Overall, there’s been a positive trend. The rate of bugs in production that require intervention by engineers is down. Field engineers report fewer roadblocks as they work with trial customers.

With all the information gathered during the Elmer Fudd sessions, everyone is more clear about what testing was done. We feel more confident about making a decision to merge changes and get them deployed or released in production.

We're all getting better at writing exploratory testing charters. Our engineers are getting a chance to hone their own testing skills even more, so they can do more testing as they are coding new changes. 

An important benefit to the Elmer Fudd sessions is that sales, customer support, and marketing can participate, help with the testing, and get a glimpse of what’s about to be released and see how the product is evolving. We have several feature teams, and each one is continually releasing changes to different parts of the product. Participating in the Elmer Fudd helps everyone stay informed, and get hands-on with the latest features.

As we test a new feature in the Elmer Fudd, the engineers and designers who developed that feature are in the room to answer questions. This has ensured that people across all teams share the same understanding of the goals of each new feature and how that feature works.

The Elmer Fudd sessions keep quality at the forefront of everyone’s mind. It’s easy to get heads down coding new features, and this has given us a chance to step back, look at the big picture, and think deliberately about how customers might use the new changes. No doubt, as we reflect and learn from our testing activities, we will continue to improve them and do an even better job of building quality into our product.

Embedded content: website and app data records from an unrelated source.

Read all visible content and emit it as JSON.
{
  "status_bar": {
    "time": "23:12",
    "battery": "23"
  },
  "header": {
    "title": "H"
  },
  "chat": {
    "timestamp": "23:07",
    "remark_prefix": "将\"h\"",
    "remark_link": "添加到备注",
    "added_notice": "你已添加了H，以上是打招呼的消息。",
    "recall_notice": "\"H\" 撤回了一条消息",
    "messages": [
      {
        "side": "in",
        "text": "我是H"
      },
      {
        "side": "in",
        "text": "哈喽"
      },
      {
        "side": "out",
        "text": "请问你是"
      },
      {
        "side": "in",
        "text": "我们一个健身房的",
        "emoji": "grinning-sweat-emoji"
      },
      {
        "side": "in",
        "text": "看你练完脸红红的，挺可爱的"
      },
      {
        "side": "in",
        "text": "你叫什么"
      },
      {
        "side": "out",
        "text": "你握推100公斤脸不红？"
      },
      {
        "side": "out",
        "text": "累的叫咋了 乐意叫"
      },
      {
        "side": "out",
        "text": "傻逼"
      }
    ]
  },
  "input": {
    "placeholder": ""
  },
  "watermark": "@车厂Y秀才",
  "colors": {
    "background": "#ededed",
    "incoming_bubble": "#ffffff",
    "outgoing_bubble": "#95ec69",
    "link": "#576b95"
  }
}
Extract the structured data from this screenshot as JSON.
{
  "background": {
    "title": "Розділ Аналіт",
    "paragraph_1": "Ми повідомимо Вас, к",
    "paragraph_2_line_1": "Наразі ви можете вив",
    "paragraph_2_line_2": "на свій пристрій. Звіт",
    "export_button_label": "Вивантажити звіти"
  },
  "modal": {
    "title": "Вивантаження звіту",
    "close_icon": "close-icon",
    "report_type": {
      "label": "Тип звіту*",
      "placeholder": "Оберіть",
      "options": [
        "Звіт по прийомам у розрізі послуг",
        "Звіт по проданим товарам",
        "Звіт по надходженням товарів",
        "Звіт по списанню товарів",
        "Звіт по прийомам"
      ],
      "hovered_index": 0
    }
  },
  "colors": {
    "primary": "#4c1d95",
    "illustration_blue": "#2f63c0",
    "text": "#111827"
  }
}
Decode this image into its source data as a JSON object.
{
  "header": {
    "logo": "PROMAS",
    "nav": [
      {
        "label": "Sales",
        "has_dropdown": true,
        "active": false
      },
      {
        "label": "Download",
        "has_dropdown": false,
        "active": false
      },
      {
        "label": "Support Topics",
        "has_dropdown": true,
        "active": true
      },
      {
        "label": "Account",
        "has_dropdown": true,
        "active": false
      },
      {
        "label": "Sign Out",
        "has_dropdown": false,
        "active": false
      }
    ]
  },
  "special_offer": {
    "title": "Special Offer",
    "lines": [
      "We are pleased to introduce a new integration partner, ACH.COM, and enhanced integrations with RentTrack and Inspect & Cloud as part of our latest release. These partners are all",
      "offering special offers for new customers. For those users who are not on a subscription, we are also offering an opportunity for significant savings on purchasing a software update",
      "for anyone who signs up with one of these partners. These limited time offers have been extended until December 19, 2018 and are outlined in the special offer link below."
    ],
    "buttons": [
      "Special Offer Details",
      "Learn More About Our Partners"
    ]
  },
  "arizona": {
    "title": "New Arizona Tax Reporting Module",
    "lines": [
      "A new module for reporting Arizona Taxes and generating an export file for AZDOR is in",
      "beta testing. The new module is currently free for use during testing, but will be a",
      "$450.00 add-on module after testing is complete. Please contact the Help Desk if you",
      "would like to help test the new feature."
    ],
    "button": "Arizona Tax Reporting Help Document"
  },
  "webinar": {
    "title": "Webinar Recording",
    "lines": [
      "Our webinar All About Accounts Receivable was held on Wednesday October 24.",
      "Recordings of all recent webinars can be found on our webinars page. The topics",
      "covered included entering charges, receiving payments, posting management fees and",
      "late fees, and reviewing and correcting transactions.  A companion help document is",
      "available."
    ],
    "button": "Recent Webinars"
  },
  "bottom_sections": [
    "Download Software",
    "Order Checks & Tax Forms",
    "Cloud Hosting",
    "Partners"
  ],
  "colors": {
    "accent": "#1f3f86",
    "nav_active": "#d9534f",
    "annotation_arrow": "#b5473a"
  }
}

You’re welcome to download our template for our “Elmer Fudd” session document.

A group of mabl employees working around a conference table.